> [EXERCISE BRIEF]
Output all of the records again, exactly as written.

****************

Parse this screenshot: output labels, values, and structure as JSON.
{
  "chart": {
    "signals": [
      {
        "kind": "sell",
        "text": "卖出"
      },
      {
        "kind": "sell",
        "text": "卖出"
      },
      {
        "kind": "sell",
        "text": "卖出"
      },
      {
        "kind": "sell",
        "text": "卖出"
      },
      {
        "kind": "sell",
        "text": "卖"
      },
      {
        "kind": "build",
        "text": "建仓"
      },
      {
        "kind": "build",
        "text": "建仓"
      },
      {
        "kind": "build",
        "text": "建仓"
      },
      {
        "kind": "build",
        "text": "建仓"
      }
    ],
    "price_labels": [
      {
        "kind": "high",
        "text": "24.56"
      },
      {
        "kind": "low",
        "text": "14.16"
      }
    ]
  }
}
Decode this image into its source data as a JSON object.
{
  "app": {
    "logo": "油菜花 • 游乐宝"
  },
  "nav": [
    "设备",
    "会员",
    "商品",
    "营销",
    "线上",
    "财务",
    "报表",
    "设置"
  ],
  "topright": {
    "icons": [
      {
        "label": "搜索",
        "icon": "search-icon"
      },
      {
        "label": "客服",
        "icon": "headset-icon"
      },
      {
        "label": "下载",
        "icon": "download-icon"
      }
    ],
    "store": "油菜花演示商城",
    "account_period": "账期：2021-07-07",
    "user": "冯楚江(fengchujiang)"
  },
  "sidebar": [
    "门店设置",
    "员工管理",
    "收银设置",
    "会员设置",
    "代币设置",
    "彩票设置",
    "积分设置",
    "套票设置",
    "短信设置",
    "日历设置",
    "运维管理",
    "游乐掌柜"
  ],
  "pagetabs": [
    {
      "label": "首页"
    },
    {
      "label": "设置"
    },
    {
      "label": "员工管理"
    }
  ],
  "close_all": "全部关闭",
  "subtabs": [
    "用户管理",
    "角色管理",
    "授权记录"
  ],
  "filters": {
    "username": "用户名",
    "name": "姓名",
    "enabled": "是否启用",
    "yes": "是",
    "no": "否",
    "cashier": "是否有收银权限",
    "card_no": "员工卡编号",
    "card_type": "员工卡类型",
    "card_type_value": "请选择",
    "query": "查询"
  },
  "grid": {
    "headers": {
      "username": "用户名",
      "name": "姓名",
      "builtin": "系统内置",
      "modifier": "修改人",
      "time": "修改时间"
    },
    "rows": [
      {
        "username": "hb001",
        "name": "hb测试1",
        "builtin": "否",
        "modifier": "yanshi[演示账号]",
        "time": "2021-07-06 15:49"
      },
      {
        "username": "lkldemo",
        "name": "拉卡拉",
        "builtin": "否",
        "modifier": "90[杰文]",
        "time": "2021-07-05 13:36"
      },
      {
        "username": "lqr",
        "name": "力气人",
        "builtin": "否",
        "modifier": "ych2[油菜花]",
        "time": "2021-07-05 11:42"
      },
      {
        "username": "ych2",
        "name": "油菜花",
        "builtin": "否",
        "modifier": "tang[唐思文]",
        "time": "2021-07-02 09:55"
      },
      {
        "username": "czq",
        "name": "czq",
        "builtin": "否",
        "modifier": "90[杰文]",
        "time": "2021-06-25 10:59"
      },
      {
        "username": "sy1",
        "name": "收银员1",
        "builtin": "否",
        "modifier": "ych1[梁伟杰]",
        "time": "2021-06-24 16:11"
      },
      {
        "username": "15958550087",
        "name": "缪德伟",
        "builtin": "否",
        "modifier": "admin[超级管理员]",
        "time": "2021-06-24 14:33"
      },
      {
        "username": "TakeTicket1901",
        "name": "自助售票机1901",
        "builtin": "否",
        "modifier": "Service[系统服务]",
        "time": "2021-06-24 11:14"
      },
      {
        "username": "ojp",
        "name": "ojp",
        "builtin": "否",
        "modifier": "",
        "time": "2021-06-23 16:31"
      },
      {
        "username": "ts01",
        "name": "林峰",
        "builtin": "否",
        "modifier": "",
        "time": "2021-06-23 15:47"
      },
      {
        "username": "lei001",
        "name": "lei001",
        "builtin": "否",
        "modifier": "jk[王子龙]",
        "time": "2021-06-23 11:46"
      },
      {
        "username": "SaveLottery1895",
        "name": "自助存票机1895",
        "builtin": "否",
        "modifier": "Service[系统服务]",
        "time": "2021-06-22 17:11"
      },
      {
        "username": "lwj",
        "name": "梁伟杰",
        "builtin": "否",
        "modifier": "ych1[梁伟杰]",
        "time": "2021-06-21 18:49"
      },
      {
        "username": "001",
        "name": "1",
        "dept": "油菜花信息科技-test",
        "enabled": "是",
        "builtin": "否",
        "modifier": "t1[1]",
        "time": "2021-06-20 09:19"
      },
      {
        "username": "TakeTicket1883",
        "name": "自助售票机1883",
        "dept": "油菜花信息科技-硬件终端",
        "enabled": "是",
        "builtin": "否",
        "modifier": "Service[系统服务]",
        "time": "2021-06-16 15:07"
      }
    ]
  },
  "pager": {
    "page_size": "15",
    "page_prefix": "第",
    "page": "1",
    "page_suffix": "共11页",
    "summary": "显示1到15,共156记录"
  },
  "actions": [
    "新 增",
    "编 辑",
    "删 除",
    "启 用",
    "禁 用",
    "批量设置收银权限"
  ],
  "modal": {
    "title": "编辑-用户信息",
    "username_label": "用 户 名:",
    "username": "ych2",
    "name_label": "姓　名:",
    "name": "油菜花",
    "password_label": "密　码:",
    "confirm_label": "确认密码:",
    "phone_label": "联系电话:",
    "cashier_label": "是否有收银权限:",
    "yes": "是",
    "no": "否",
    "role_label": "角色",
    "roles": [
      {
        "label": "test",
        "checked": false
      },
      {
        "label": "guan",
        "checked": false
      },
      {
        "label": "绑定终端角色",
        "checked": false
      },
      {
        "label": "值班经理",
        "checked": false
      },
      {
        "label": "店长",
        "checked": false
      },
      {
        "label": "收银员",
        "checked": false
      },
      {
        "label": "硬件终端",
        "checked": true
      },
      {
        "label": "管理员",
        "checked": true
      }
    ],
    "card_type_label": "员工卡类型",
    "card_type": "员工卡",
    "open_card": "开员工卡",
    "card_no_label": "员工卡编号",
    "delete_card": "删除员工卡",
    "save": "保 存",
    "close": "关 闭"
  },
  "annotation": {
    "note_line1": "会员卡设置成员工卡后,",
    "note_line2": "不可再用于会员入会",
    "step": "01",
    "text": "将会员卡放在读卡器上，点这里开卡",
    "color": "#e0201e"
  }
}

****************

> [SOLVED EXERCISE]
Parse this screenshot: output labels, values, and structure as JSON.
{
  "chart": {
    "signals": [
      {
        "kind": "sell",
        "text": "卖出"
      },
      {
        "kind": "sell",
        "text": "卖出"
      },
      {
        "kind": "sell",
        "text": "卖出"
      },
      {
        "kind": "sell",
        "text": "卖出"
      },
      {
        "kind": "sell",
        "text": "卖"
      },
      {
        "kind": "build",
        "text": "建仓"
      },
      {
        "kind": "build",
        "text": "建仓"
      },
      {
        "kind": "build",
        "text": "建仓"
      },
      {
        "kind": "build",
        "text": "建仓"
      }
    ],
    "price_labels": [
      {
        "kind": "high",
        "text": "24.56"
      },
      {
        "kind": "low",
        "text": "14.16"
      }
    ]
  }
}
Decode this image into its source data as a JSON object.
{
  "app": {
    "logo": "油菜花 • 游乐宝"
  },
  "nav": [
    "设备",
    "会员",
    "商品",
    "营销",
    "线上",
    "财务",
    "报表",
    "设置"
  ],
  "topright": {
    "icons": [
      {
        "label": "搜索",
        "icon": "search-icon"
      },
      {
        "label": "客服",
        "icon": "headset-icon"
      },
      {
        "label": "下载",
        "icon": "download-icon"
      }
    ],
    "store": "油菜花演示商城",
    "account_period": "账期：2021-07-07",
    "user": "冯楚江(fengchujiang)"
  },
  "sidebar": [
    "门店设置",
    "员工管理",
    "收银设置",
    "会员设置",
    "代币设置",
    "彩票设置",
    "积分设置",
    "套票设置",
    "短信设置",
    "日历设置",
    "运维管理",
    "游乐掌柜"
  ],
  "pagetabs": [
    {
      "label": "首页"
    },
    {
      "label": "设置"
    },
    {
      "label": "员工管理"
    }
  ],
  "close_all": "全部关闭",
  "subtabs": [
    "用户管理",
    "角色管理",
    "授权记录"
  ],
  "filters": {
    "username": "用户名",
    "name": "姓名",
    "enabled": "是否启用",
    "yes": "是",
    "no": "否",
    "cashier": "是否有收银权限",
    "card_no": "员工卡编号",
    "card_type": "员工卡类型",
    "card_type_value": "请选择",
    "query": "查询"
  },
  "grid": {
    "headers": {
      "username": "用户名",
      "name": "姓名",
      "builtin": "系统内置",
      "modifier": "修改人",
      "time": "修改时间"
    },
    "rows": [
      {
        "username": "hb001",
        "name": "hb测试1",
        "builtin": "否",
        "modifier": "yanshi[演示账号]",
        "time": "2021-07-06 15:49"
      },
      {
        "username": "lkldemo",
        "name": "拉卡拉",
        "builtin": "否",
        "modifier": "90[杰文]",
        "time": "2021-07-05 13:36"
      },
      {
        "username": "lqr",
        "name": "力气人",
        "builtin": "否",
        "modifier": "ych2[油菜花]",
        "time": "2021-07-05 11:42"
      },
      {
        "username": "ych2",
        "name": "油菜花",
        "builtin": "否",
        "modifier": "tang[唐思文]",
        "time": "2021-07-02 09:55"
      },
      {
        "username": "czq",
        "name": "czq",
        "builtin": "否",
        "modifier": "90[杰文]",
        "time": "2021-06-25 10:59"
      },
      {
        "username": "sy1",
        "name": "收银员1",
        "builtin": "否",
        "modifier": "ych1[梁伟杰]",
        "time": "2021-06-24 16:11"
      },
      {
        "username": "15958550087",
        "name": "缪德伟",
        "builtin": "否",
        "modifier": "admin[超级管理员]",
        "time": "2021-06-24 14:33"
      },
      {
        "username": "TakeTicket1901",
        "name": "自助售票机1901",
        "builtin": "否",
        "modifier": "Service[系统服务]",
        "time": "2021-06-24 11:14"
      },
      {
        "username": "ojp",
        "name": "ojp",
        "builtin": "否",
        "modifier": "",
        "time": "2021-06-23 16:31"
      },
      {
        "username": "ts01",
        "name": "林峰",
        "builtin": "否",
        "modifier": "",
        "time": "2021-06-23 15:47"
      },
      {
        "username": "lei001",
        "name": "lei001",
        "builtin": "否",
        "modifier": "jk[王子龙]",
        "time": "2021-06-23 11:46"
      },
      {
        "username": "SaveLottery1895",
        "name": "自助存票机1895",
        "builtin": "否",
        "modifier": "Service[系统服务]",
        "time": "2021-06-22 17:11"
      },
      {
        "username": "lwj",
        "name": "梁伟杰",
        "builtin": "否",
        "modifier": "ych1[梁伟杰]",
        "time": "2021-06-21 18:49"
      },
      {
        "username": "001",
        "name": "1",
        "dept": "油菜花信息科技-test",
        "enabled": "是",
        "builtin": "否",
        "modifier": "t1[1]",
        "time": "2021-06-20 09:19"
      },
      {
        "username": "TakeTicket1883",
        "name": "自助售票机1883",
        "dept": "油菜花信息科技-硬件终端",
        "enabled": "是",
        "builtin": "否",
        "modifier": "Service[系统服务]",
        "time": "2021-06-16 15:07"
      }
    ]
  },
  "pager": {
    "page_size": "15",
    "page_prefix": "第",
    "page": "1",
    "page_suffix": "共11页",
    "summary": "显示1到15,共156记录"
  },
  "actions": [
    "新 增",
    "编 辑",
    "删 除",
    "启 用",
    "禁 用",
    "批量设置收银权限"
  ],
  "modal": {
    "title": "编辑-用户信息",
    "username_label": "用 户 名:",
    "username": "ych2",
    "name_label": "姓　名:",
    "name": "油菜花",
    "password_label": "密　码:",
    "confirm_label": "确认密码:",
    "phone_label": "联系电话:",
    "cashier_label": "是否有收银权限:",
    "yes": "是",
    "no": "否",
    "role_label": "角色",
    "roles": [
      {
        "label": "test",
        "checked": false
      },
      {
        "label": "guan",
        "checked": false
      },
      {
        "label": "绑定终端角色",
        "checked": false
      },
      {
        "label": "值班经理",
        "checked": false
      },
      {
        "label": "店长",
        "checked": false
      },
      {
        "label": "收银员",
        "checked": false
      },
      {
        "label": "硬件终端",
        "checked": true
      },
      {
        "label": "管理员",
        "checked": true
      }
    ],
    "card_type_label": "员工卡类型",
    "card_type": "员工卡",
    "open_card": "开员工卡",
    "card_no_label": "员工卡编号",
    "delete_card": "删除员工卡",
    "save": "保 存",
    "close": "关 闭"
  },
  "annotation": {
    "note_line1": "会员卡设置成员工卡后,",
    "note_line2": "不可再用于会员入会",
    "step": "01",
    "text": "将会员卡放在读卡器上，点这里开卡",
    "color": "#e0201e"
  }
}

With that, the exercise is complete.